Friday, 25 April 2008
There was frost on the ground and smoke still in the air when I left home very early to attend the Dawn Service in this small country town this morning. My two dogs thought the early hour meant an exciting rabbit chasing walk in the dark, but they were to be sadly disappointed when left behind. Probably about two hundred people of all ages, including several babes in arms, were there at the small War Memorial outside the Post Office in the cold, to watch and listen and remember. The service focused not only on those who served and died for their countries during all the past major conflicts, but the importance of Anzac Day in contributing to the sense of community spirit and national identity. The fact that numbers attending this service and the march that will follow are increasing, seems to prove this as the younger generations become involved. We listened in the dark to speeches from servicemen of the past, and as daughters of a local farmer sang the National Anthem and "We are Australian". The Policeman's daughter sang Eric Bogle's haunting song "And the band played Waltzing Matilda", her voice echoing around the town in the early light, as a few tears were shed.

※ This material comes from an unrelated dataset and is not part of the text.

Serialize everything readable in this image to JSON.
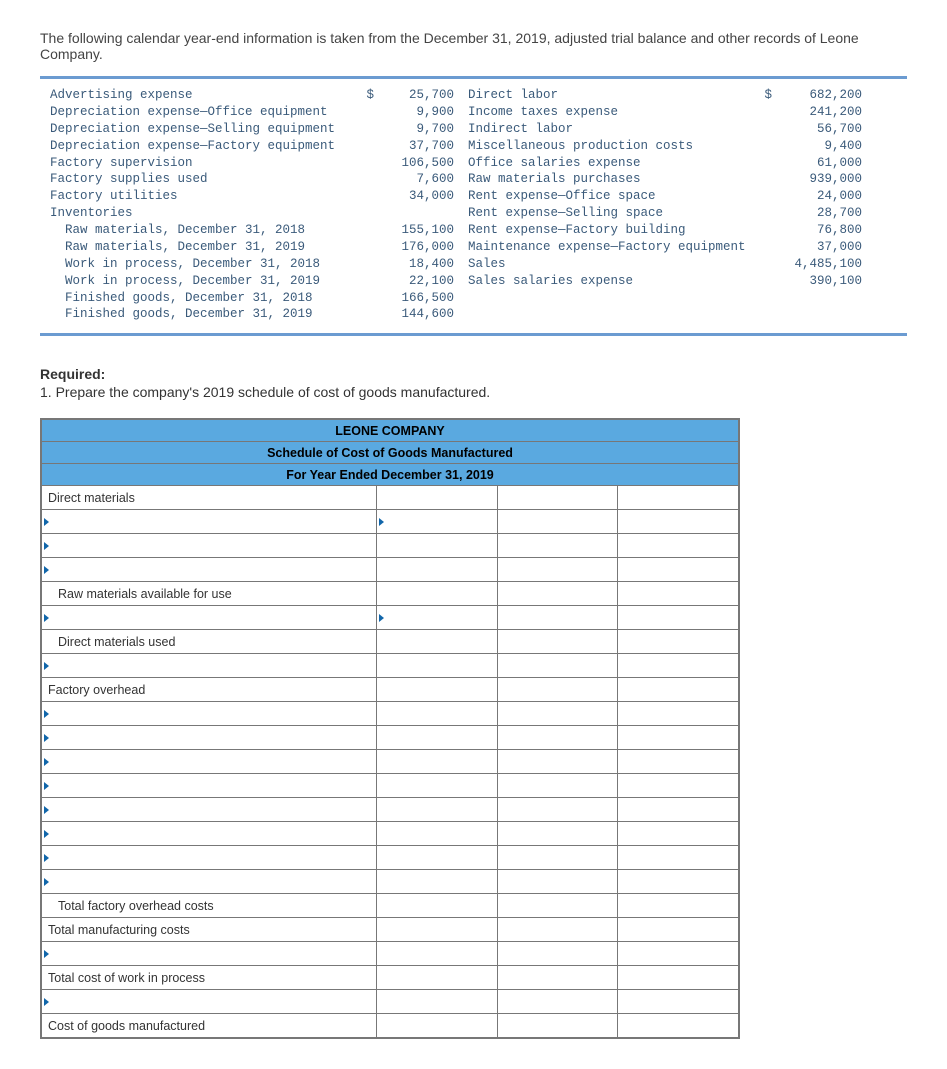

The service ended with traditional laying of wreaths at the foot of the memorial, and then those attending adjourned to the CFA buildings for breakfast of eggs and bacon around huge warming fires in 44 gallon drums and a chance to catch up with friends. Local identities, usually seen only in work clothes, were all scrubbed up and proudly wearing medals from their service years, and ready to take part in the march to be held later this morning. I have not been to a march in this town before, but plan to today - I expect I shall find it equally as moving as the service early this morning as it will stir memories of my own Father who spent almost thirty years of his life in the Royal Air Force before bringing us all to Australia.